Your task is to give the records again exactly. Leave each picture out.

***** The data

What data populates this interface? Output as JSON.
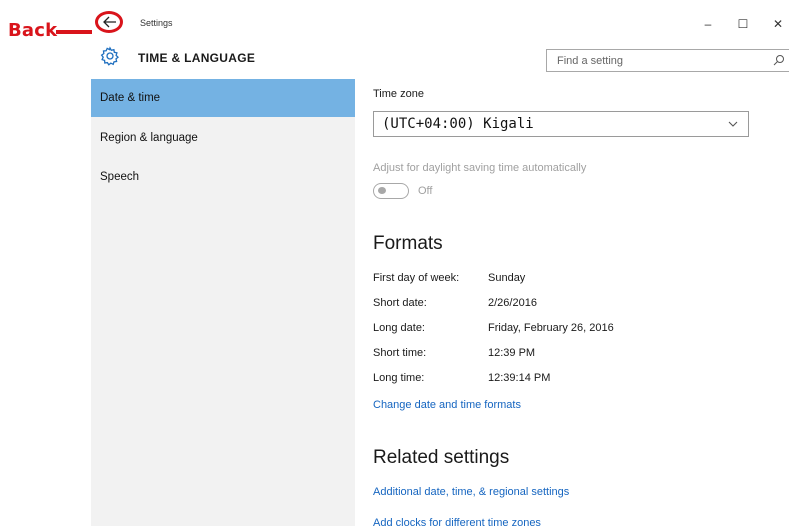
{
  "annotation": {
    "back_label": "Back",
    "color": "#d9141b"
  },
  "window": {
    "title": "Settings",
    "controls": {
      "minimize": "–",
      "maximize": "☐",
      "close": "✕"
    }
  },
  "header": {
    "title": "TIME & LANGUAGE",
    "icon": "gear-icon",
    "search_placeholder": "Find a setting"
  },
  "sidebar": {
    "items": [
      {
        "label": "Date & time",
        "selected": true
      },
      {
        "label": "Region & language",
        "selected": false
      },
      {
        "label": "Speech",
        "selected": false
      }
    ],
    "accent": "#74b2e3"
  },
  "main": {
    "time_zone": {
      "label": "Time zone",
      "value": "(UTC+04:00) Kigali"
    },
    "daylight": {
      "label": "Adjust for daylight saving time automatically",
      "state": "Off",
      "enabled": false
    },
    "formats": {
      "title": "Formats",
      "rows": [
        {
          "label": "First day of week:",
          "value": "Sunday"
        },
        {
          "label": "Short date:",
          "value": "2/26/2016"
        },
        {
          "label": "Long date:",
          "value": "Friday, February 26, 2016"
        },
        {
          "label": "Short time:",
          "value": "12:39 PM"
        },
        {
          "label": "Long time:",
          "value": "12:39:14 PM"
        }
      ],
      "change_link": "Change date and time formats"
    },
    "related": {
      "title": "Related settings",
      "links": [
        "Additional date, time, & regional settings",
        "Add clocks for different time zones"
      ]
    },
    "link_color": "#1565c0"
  }
}
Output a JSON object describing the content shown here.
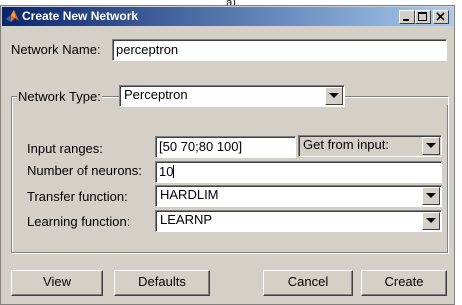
{
  "caption": "a)",
  "window": {
    "title": "Create New Network"
  },
  "network_name": {
    "label": "Network Name:",
    "value": "perceptron"
  },
  "network_type": {
    "label": "Network Type:",
    "selected": "Perceptron"
  },
  "input_ranges": {
    "label": "Input ranges:",
    "value": "[50 70;80 100]",
    "source_selected": "Get from input:"
  },
  "num_neurons": {
    "label": "Number of neurons:",
    "value": "10"
  },
  "transfer_function": {
    "label": "Transfer function:",
    "selected": "HARDLIM"
  },
  "learning_function": {
    "label": "Learning function:",
    "selected": "LEARNP"
  },
  "buttons": {
    "view": "View",
    "defaults": "Defaults",
    "cancel": "Cancel",
    "create": "Create"
  }
}
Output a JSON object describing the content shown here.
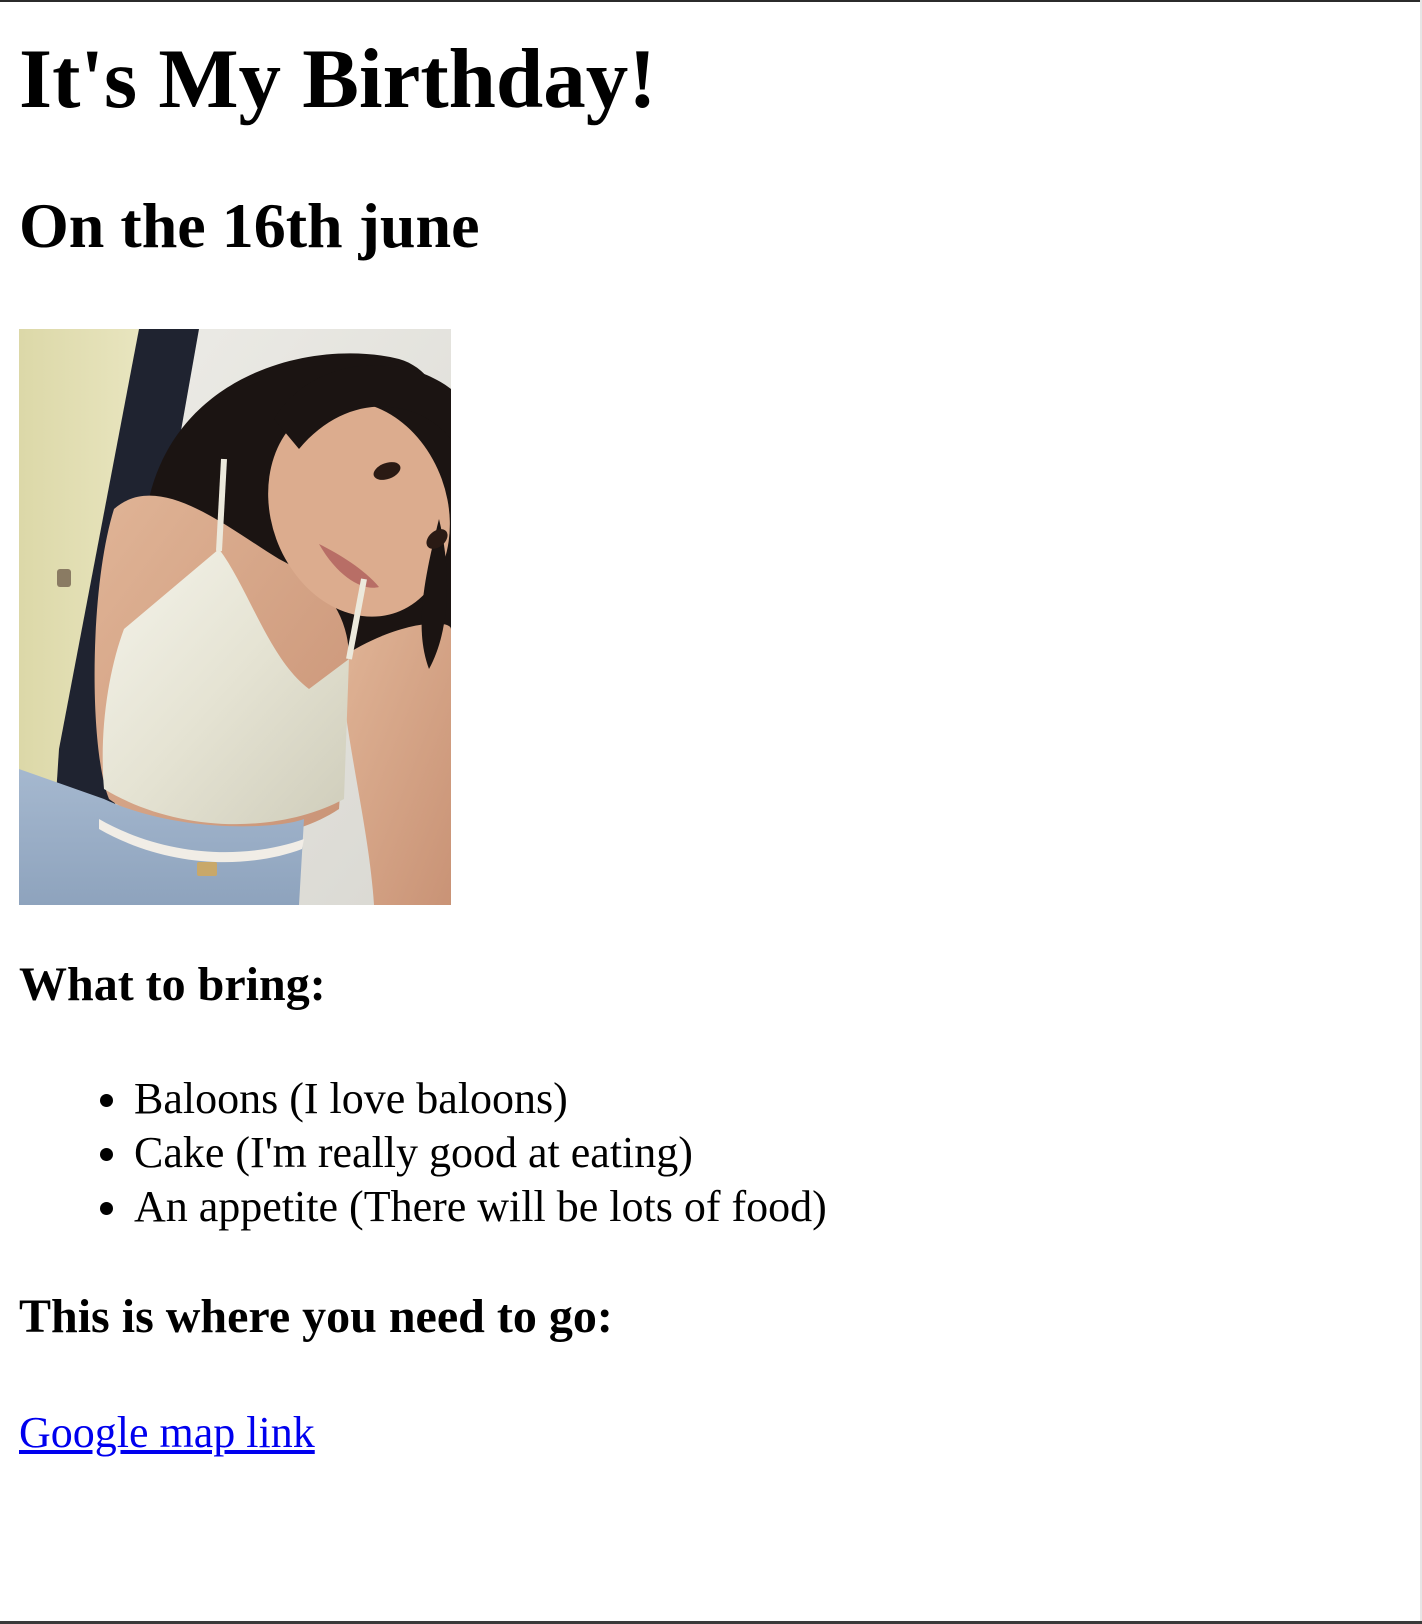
{
  "page": {
    "title": "It's My Birthday!",
    "subtitle": "On the 16th june"
  },
  "photo": {
    "icon": "selfie-photo"
  },
  "bring": {
    "heading": "What to bring:",
    "items": [
      {
        "label": "Baloons (I love baloons)"
      },
      {
        "label": "Cake (I'm really good at eating)"
      },
      {
        "label": "An appetite (There will be lots of food)"
      }
    ]
  },
  "directions": {
    "heading": "This is where you need to go:",
    "link_label": "Google map link"
  },
  "colors": {
    "link": "#0000ee",
    "text": "#000000",
    "background": "#ffffff"
  }
}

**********

Answer -
What data populates this interface? Output as JSON.
{
  "annotation": {
    "back_label": "Back",
    "color": "#d9141b"
  },
  "window": {
    "title": "Settings",
    "controls": {
      "minimize": "–",
      "maximize": "☐",
      "close": "✕"
    }
  },
  "header": {
    "title": "TIME & LANGUAGE",
    "icon": "gear-icon",
    "search_placeholder": "Find a setting"
  },
  "sidebar": {
    "items": [
      {
        "label": "Date & time",
        "selected": true
      },
      {
        "label": "Region & language",
        "selected": false
      },
      {
        "label": "Speech",
        "selected": false
      }
    ],
    "accent": "#74b2e3"
  },
  "main": {
    "time_zone": {
      "label": "Time zone",
      "value": "(UTC+04:00) Kigali"
    },
    "daylight": {
      "label": "Adjust for daylight saving time automatically",
      "state": "Off",
      "enabled": false
    },
    "formats": {
      "title": "Formats",
      "rows": [
        {
          "label": "First day of week:",
          "value": "Sunday"
        },
        {
          "label": "Short date:",
          "value": "2/26/2016"
        },
        {
          "label": "Long date:",
          "value": "Friday, February 26, 2016"
        },
        {
          "label": "Short time:",
          "value": "12:39 PM"
        },
        {
          "label": "Long time:",
          "value": "12:39:14 PM"
        }
      ],
      "change_link": "Change date and time formats"
    },
    "related": {
      "title": "Related settings",
      "links": [
        "Additional date, time, & regional settings",
        "Add clocks for different time zones"
      ]
    },
    "link_color": "#1565c0"
  }
}
Output a JSON object describing the content shown here.
{
  "caption": "a)",
  "window": {
    "title": "Create New Network"
  },
  "network_name": {
    "label": "Network Name:",
    "value": "perceptron"
  },
  "network_type": {
    "label": "Network Type:",
    "selected": "Perceptron"
  },
  "input_ranges": {
    "label": "Input ranges:",
    "value": "[50 70;80 100]",
    "source_selected": "Get from input:"
  },
  "num_neurons": {
    "label": "Number of neurons:",
    "value": "10"
  },
  "transfer_function": {
    "label": "Transfer function:",
    "selected": "HARDLIM"
  },
  "learning_function": {
    "label": "Learning function:",
    "selected": "LEARNP"
  },
  "buttons": {
    "view": "View",
    "defaults": "Defaults",
    "cancel": "Cancel",
    "create": "Create"
  }
}
Output a JSON object describing the content shown here.
{
  "page": {
    "title": "It's My Birthday!",
    "subtitle": "On the 16th june"
  },
  "photo": {
    "icon": "selfie-photo"
  },
  "bring": {
    "heading": "What to bring:",
    "items": [
      {
        "label": "Baloons (I love baloons)"
      },
      {
        "label": "Cake (I'm really good at eating)"
      },
      {
        "label": "An appetite (There will be lots of food)"
      }
    ]
  },
  "directions": {
    "heading": "This is where you need to go:",
    "link_label": "Google map link"
  },
  "colors": {
    "link": "#0000ee",
    "text": "#000000",
    "background": "#ffffff"
  }
}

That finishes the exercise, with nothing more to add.